YOUR INSTRUCTIONS:
The whole set of entries is to be restated word for word.

RECORDS SUPPLIED:
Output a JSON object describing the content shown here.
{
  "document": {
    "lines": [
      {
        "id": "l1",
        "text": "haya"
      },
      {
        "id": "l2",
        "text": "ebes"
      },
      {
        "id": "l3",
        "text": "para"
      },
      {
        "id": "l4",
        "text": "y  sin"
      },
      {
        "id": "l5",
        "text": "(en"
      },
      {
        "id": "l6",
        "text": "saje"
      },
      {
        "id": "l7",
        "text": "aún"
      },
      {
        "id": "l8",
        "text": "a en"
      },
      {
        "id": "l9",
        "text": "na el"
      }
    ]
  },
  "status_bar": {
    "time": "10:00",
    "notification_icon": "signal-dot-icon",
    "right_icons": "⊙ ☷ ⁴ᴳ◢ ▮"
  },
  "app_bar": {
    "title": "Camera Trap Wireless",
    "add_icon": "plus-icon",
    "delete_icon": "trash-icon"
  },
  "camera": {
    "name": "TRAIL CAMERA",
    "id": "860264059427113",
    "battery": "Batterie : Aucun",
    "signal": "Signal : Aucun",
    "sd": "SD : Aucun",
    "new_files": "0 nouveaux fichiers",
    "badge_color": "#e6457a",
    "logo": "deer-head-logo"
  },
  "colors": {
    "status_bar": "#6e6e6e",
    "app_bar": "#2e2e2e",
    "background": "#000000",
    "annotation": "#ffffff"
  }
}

TASK OUTPUT:
Output a JSON object describing the content shown here.
{
  "document": {
    "lines": [
      {
        "id": "l1",
        "text": "haya"
      },
      {
        "id": "l2",
        "text": "ebes"
      },
      {
        "id": "l3",
        "text": "para"
      },
      {
        "id": "l4",
        "text": "y  sin"
      },
      {
        "id": "l5",
        "text": "(en"
      },
      {
        "id": "l6",
        "text": "saje"
      },
      {
        "id": "l7",
        "text": "aún"
      },
      {
        "id": "l8",
        "text": "a en"
      },
      {
        "id": "l9",
        "text": "na el"
      }
    ]
  },
  "status_bar": {
    "time": "10:00",
    "notification_icon": "signal-dot-icon",
    "right_icons": "⊙ ☷ ⁴ᴳ◢ ▮"
  },
  "app_bar": {
    "title": "Camera Trap Wireless",
    "add_icon": "plus-icon",
    "delete_icon": "trash-icon"
  },
  "camera": {
    "name": "TRAIL CAMERA",
    "id": "860264059427113",
    "battery": "Batterie : Aucun",
    "signal": "Signal : Aucun",
    "sd": "SD : Aucun",
    "new_files": "0 nouveaux fichiers",
    "badge_color": "#e6457a",
    "logo": "deer-head-logo"
  },
  "colors": {
    "status_bar": "#6e6e6e",
    "app_bar": "#2e2e2e",
    "background": "#000000",
    "annotation": "#ffffff"
  }
}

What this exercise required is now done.